Walter put it into words in his speech which began ‘This is all wrong’.

Jane, I don’t think you would have married me on the 27th of July 2005. I don’t think I would have married you on that day either, actually, had things carried on as they were. It was early days. I was enjoying falling further and further in love with you. I was looking forward to the day when my love and trust were so strong and my fear was so long gone that I could call out to the world that I loved you and wanted to be with you always. The publicness of that is daunting for me too. But I know that I wanted the day to come when we did get married, Jane. You knew that too. And I had a sneaking idea that you might come around in time. I remember thinking of that day of celebration and love, and knowing that I wanted it to be.

I do know that on the day of your funeral, I was ready to make the declaration. A cop out perhaps – it was easy to say I’d love you until death parted us – but it felt like a wedding to me. A weird, shotgun kind of wedding, a perverse consolation prize wedding with you there dead, Jane. But it was a celebration of love all the same.

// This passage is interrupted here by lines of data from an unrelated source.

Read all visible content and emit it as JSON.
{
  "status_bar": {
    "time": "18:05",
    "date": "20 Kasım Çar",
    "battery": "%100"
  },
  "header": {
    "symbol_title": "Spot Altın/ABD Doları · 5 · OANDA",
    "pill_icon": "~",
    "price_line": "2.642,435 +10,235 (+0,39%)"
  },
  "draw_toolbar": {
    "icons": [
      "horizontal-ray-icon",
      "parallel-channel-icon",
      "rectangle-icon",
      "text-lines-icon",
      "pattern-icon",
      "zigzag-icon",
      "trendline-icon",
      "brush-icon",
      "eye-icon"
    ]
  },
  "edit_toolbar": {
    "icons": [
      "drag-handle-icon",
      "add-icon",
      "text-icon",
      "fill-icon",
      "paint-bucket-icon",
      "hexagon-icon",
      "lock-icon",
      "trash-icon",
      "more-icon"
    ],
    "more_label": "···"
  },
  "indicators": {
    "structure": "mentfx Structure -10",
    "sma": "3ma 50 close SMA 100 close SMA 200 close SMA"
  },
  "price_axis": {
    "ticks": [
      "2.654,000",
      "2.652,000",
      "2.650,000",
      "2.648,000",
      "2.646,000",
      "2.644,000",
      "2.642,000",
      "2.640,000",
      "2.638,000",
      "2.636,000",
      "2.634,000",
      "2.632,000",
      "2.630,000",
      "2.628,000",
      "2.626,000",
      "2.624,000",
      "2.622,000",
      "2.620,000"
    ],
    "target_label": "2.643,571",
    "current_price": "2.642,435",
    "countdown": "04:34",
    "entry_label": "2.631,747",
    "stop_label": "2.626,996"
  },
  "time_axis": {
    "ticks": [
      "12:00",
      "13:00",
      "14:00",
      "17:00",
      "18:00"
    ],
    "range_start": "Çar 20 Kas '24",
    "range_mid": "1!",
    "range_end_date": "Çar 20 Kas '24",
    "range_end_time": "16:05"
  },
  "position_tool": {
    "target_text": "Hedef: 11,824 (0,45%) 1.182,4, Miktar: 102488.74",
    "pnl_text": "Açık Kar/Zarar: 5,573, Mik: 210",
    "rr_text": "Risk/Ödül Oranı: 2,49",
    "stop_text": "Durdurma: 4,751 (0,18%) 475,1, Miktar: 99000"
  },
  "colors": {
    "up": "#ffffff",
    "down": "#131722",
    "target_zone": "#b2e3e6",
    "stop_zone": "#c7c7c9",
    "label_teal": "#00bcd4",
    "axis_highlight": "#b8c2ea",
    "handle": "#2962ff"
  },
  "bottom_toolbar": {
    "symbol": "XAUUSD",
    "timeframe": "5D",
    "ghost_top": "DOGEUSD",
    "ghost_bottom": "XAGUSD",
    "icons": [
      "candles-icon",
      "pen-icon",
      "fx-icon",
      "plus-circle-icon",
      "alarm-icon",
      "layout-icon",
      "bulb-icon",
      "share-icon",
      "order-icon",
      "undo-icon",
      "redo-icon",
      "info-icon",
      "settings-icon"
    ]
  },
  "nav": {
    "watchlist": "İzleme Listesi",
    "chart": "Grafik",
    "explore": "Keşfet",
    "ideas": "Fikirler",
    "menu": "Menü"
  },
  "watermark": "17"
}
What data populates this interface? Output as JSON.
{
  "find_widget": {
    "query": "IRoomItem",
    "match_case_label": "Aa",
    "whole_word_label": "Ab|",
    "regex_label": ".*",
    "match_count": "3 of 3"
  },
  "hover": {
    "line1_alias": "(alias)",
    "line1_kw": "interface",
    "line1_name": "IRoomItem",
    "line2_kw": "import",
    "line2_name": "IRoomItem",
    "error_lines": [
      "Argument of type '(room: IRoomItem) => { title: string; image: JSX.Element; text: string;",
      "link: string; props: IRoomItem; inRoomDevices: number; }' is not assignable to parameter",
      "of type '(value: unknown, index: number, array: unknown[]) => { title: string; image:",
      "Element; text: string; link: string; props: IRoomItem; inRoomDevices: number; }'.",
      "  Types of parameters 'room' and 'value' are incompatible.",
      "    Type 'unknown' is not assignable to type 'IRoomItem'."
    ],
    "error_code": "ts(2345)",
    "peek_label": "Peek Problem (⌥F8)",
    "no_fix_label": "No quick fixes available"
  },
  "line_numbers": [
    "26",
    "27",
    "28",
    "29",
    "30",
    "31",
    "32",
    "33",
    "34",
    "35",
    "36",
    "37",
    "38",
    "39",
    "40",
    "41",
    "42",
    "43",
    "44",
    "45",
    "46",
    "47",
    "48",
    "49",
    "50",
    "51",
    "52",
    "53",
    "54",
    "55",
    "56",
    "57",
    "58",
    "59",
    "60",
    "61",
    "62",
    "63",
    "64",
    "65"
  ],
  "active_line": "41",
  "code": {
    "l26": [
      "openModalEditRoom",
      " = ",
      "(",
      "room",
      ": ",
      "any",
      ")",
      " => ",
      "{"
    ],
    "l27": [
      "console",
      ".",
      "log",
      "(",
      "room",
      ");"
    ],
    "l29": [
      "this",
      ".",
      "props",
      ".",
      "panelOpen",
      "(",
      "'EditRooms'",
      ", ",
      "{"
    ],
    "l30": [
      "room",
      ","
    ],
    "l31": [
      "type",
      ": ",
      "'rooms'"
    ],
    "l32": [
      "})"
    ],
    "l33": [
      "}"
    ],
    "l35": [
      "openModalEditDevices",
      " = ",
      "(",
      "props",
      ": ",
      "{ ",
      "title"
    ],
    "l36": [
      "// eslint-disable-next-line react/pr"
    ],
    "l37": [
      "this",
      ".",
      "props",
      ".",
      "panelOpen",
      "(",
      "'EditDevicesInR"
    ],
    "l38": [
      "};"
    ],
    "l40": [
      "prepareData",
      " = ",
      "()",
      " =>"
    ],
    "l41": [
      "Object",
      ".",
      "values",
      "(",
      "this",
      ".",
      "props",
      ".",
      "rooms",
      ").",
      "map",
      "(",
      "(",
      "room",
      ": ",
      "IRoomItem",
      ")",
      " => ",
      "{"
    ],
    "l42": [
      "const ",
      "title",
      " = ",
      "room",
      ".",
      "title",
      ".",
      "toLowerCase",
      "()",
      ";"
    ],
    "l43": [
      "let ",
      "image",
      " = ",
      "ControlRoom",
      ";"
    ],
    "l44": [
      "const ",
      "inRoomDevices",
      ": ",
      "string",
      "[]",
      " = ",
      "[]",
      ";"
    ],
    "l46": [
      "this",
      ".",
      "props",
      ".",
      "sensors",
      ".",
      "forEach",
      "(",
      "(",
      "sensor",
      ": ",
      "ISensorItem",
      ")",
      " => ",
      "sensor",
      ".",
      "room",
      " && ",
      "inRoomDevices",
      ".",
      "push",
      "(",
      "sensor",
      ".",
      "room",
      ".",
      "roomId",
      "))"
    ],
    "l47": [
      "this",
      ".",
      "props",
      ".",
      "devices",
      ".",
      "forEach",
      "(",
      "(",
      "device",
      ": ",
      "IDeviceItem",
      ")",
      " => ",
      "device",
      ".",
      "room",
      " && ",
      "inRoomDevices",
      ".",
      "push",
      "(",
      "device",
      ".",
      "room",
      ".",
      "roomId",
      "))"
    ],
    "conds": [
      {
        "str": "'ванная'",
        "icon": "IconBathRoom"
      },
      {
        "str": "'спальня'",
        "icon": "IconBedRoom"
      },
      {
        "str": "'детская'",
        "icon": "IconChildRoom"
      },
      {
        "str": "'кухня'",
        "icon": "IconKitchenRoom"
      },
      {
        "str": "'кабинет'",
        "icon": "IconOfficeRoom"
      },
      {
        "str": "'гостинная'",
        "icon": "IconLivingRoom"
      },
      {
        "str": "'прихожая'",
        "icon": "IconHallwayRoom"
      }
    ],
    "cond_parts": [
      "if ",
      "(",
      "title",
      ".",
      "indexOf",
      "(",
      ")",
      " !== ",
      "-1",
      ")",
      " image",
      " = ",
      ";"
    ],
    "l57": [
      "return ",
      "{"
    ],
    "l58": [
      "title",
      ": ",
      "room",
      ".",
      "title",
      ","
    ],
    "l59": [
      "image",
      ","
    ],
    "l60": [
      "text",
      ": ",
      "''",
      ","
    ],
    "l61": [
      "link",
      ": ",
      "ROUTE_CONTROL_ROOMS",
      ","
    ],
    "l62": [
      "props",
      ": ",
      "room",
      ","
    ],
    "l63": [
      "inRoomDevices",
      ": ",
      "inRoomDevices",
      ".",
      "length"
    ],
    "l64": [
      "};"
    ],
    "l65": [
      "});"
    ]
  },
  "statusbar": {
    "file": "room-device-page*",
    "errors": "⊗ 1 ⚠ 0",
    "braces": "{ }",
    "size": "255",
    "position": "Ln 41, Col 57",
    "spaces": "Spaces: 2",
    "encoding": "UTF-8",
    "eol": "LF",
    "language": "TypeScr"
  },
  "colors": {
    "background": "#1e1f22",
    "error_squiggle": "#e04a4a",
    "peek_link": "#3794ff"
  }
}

It was our celebration, my Darling. The one we got to have only you didn’t quite make it. But I did and all those other people did and they saw our love, yours and mine. And they let it soak into them and flow out again as tears. They looked at each other (all mingled on both sides of the aisle as they were) and knew that they had been joined together by you and me and our love, Jane.

And now that I feel more joined to you than ever, I must begin to say goodbye. But today doesn’t feel like the day. It feels like the day to have been sitting with you at our outdoor table, sharing coffee and brunch and reflecting on Andy and Angus union. Reading the short story in the paper to you and then sagely swapping opinions about it. Trotting our little paths together here and there around the town. Riding our bikes around and around the roundabout in the park, tipping bollards with our toes, trying not to fall off. Climbing the stairs to share our warm soft bed and wriggling together grinning and inhaling with our noses buried in each others’ hair and skin.